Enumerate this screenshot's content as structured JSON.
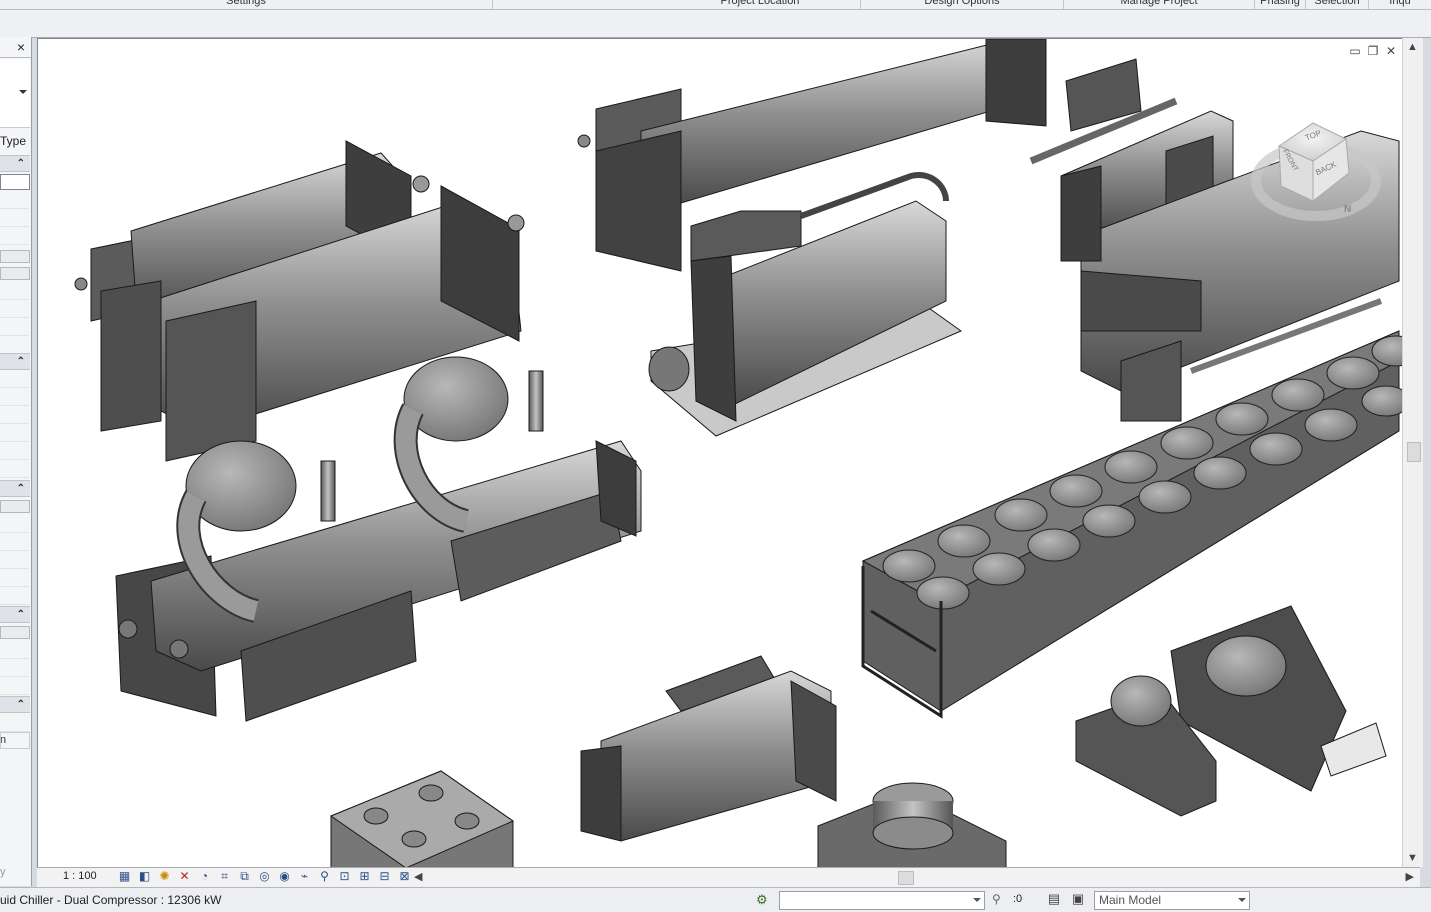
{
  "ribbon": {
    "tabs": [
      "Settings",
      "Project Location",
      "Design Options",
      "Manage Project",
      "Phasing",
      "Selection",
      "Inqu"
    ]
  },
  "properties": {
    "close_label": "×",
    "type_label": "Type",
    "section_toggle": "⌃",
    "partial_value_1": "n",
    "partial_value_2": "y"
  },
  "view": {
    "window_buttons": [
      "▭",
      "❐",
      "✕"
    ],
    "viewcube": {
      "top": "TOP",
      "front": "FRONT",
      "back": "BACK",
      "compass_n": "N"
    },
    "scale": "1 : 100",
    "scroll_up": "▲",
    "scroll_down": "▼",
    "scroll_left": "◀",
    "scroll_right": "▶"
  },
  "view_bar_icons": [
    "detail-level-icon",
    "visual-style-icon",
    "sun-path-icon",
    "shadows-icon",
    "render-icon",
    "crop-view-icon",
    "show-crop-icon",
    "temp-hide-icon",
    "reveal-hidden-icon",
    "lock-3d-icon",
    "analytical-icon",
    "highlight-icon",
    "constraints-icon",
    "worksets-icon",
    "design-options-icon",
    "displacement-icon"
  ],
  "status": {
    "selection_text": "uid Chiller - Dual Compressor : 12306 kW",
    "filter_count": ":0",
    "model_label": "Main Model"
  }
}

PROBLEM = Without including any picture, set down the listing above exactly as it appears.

ANSWER TO THE EXERCISE =
Enumerate this screenshot's content as structured JSON.
{
  "ribbon": {
    "tabs": [
      "Settings",
      "Project Location",
      "Design Options",
      "Manage Project",
      "Phasing",
      "Selection",
      "Inqu"
    ]
  },
  "properties": {
    "close_label": "×",
    "type_label": "Type",
    "section_toggle": "⌃",
    "partial_value_1": "n",
    "partial_value_2": "y"
  },
  "view": {
    "window_buttons": [
      "▭",
      "❐",
      "✕"
    ],
    "viewcube": {
      "top": "TOP",
      "front": "FRONT",
      "back": "BACK",
      "compass_n": "N"
    },
    "scale": "1 : 100",
    "scroll_up": "▲",
    "scroll_down": "▼",
    "scroll_left": "◀",
    "scroll_right": "▶"
  },
  "view_bar_icons": [
    "detail-level-icon",
    "visual-style-icon",
    "sun-path-icon",
    "shadows-icon",
    "render-icon",
    "crop-view-icon",
    "show-crop-icon",
    "temp-hide-icon",
    "reveal-hidden-icon",
    "lock-3d-icon",
    "analytical-icon",
    "highlight-icon",
    "constraints-icon",
    "worksets-icon",
    "design-options-icon",
    "displacement-icon"
  ],
  "status": {
    "selection_text": "uid Chiller - Dual Compressor : 12306 kW",
    "filter_count": ":0",
    "model_label": "Main Model"
  }
}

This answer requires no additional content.